While the “absent presence” of the left is obvious and not to be brought back onto the political stage any time soon, a combination of two factors does seem evident: the extreme limitations of compartmentalized disciplinary knowledge and the distance between the perspectives of any of these writers from the practical knowledge of ordinary people—who, by the way, if they think within contained compartments at all, don’t use the same ones as the experts. Using Pierre Bourdieu’s notion of fields, Bruno Latour speaks of the first of these as “field chauvinism.” He says little of the balance of power—between one intellectual field (say, economics versus social history) or between academics’ impact on the present and that of technocrats embedded in the apparatuses of State and Capital—but without accepting his solutions it is hard not to agree with Latour’s proposal: “The Zeus of Critique rules absolutely … but over a desert.” Bourdieu, for his part, spoke of “revolutionisme du papier.”
Bourdieu himself was especially acute in his critique of a form of intellectual hubris that assessed the world out there in terms of its failure to conform to proper ways of thinking and the logical extension from this: that the dominance of prevailing ideas was the problem rather than the somewhat more difficult question of the role classes play in the institutionalizing of sociopolitical formations. As a result, we—the intellectuals of various clans—have been busily employing the hermeneutics of suspicion to deconstruct the horrors of “neoliberalism” and its advocates be they scholars or technocrats, while finding no leverage at all vis-à-vis the material ways dominant blocs have used identifiable wars of position to organize social relations from the scale of global geopolitics through labor processes and property regimes to the level of very different kinds of people’s everyday lives.
If neither Machiavelli nor Clausewitz can provide us with the proper tools for today’s fields of force, we need at least to begin again to speak in the language of war if we wish to take class struggle out of the desert.
Gavin Smith is Professor Emeritus at the University of Toronto and the author of Intellectuals and (counter-) politics: Essays in historical realism (Berghahn Books, 2014)
 The expression “academic enclosure” was employed by William Roseberry, “Political economy in the United States,” in Culture, economy, power: Anthropology as critique, anthropology as praxis, ed. Winnie Lem and Belinda Leach (Albany, NY: SUNY Press, 2002), 59–72.
 Bruno Latour, “Why has critique run out of steam?” Critical inquiry 30 (2004): 225–248, here 239.
 Pierre Bourdieu, “For a scholarship with commitment,” in Contre-feux 2 (Paris: Raisons d’Agir, 2001), 19–32.
 Pierre Bourdieu, Pascalian meditations, trans. Richard Nice (Palo Alto, CA: Stanford University Press, 2000)
 Though one exception is Lesley Gill’s truly frightening A century of violence in a red city: Popular struggle, counterinsurgency, and human rights in Colombia (Durham, NC: Duke University Press, 2016).

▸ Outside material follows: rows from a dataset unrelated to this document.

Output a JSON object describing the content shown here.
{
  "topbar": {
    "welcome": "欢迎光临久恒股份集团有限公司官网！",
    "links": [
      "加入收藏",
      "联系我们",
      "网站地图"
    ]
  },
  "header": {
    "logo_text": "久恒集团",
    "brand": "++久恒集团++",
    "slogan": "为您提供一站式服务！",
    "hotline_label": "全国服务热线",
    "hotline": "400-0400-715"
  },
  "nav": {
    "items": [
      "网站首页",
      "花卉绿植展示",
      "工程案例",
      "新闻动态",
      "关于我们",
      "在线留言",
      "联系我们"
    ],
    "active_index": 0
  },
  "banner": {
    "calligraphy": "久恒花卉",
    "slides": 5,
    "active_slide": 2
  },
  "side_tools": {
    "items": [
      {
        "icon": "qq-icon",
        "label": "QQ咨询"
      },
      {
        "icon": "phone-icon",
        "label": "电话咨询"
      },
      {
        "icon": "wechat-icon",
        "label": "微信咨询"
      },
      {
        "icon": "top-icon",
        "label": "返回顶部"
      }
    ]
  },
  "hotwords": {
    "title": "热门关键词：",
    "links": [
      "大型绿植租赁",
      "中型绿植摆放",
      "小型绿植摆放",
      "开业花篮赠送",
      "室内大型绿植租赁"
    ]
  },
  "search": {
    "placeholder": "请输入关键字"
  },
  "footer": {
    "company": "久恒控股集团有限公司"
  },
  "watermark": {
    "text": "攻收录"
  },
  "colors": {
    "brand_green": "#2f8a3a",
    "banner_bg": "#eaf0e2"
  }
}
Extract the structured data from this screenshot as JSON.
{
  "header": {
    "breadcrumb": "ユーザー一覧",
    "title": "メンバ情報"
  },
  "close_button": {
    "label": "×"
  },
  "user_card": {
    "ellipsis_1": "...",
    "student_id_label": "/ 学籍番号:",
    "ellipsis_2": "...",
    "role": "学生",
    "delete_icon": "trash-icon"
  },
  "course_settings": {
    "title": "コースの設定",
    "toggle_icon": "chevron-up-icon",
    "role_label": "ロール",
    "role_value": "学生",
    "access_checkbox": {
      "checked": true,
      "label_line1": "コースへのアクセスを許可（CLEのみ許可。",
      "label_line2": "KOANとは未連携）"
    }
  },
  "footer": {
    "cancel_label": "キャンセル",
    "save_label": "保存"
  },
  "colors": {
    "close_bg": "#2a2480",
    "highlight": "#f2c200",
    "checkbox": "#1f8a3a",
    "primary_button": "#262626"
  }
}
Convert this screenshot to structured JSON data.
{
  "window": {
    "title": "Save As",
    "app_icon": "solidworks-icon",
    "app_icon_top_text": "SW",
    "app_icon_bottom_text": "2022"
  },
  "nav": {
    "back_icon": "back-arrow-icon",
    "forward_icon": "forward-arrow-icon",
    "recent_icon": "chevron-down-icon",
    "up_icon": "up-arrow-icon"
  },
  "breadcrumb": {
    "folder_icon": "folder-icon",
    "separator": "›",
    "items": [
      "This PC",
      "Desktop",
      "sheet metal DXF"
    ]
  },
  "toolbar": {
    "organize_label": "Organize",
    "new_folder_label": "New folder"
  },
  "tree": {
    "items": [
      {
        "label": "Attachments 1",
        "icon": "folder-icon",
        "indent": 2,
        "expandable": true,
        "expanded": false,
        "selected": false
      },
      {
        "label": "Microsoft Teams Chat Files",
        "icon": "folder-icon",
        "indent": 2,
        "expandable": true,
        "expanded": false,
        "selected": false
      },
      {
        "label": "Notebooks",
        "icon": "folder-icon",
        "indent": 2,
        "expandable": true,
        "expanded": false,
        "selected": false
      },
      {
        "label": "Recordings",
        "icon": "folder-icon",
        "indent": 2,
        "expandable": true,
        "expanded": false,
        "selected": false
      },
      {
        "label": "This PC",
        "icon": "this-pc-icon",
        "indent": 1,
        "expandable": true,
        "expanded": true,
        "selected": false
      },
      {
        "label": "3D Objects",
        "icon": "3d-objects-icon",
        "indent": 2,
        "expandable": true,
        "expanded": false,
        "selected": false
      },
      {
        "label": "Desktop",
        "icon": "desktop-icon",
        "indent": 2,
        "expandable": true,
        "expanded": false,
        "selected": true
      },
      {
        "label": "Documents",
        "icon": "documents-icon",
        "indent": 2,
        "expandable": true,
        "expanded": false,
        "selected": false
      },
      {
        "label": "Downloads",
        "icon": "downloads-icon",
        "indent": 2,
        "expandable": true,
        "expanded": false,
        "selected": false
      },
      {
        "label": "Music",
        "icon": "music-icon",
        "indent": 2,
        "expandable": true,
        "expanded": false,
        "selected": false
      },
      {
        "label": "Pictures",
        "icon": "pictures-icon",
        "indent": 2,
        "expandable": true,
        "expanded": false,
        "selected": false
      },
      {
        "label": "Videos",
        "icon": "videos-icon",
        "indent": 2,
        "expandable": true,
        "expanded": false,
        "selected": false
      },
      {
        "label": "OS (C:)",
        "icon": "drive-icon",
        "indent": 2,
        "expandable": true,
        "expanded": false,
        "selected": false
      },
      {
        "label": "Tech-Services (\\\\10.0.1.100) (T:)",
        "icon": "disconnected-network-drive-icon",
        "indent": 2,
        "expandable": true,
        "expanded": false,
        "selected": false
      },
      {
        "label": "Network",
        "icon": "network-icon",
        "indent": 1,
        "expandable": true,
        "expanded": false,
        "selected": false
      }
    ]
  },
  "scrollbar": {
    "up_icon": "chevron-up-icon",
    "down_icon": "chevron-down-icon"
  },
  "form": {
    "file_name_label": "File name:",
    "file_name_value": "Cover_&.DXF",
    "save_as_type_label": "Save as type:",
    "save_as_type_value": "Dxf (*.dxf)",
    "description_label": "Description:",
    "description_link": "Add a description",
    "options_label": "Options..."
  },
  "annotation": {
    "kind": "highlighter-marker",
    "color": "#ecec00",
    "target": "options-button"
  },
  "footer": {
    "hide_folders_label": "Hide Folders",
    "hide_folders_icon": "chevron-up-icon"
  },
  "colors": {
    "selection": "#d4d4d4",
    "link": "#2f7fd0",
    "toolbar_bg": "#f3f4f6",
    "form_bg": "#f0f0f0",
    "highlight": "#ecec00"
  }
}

Cite as: Smith, Gavin. 2016. “Out of the academic enclosure.” FocaalBlog, 28 November. www.focaalblog.com/2016/11/28/gavin-smith-out-of-the-academic-enclosure.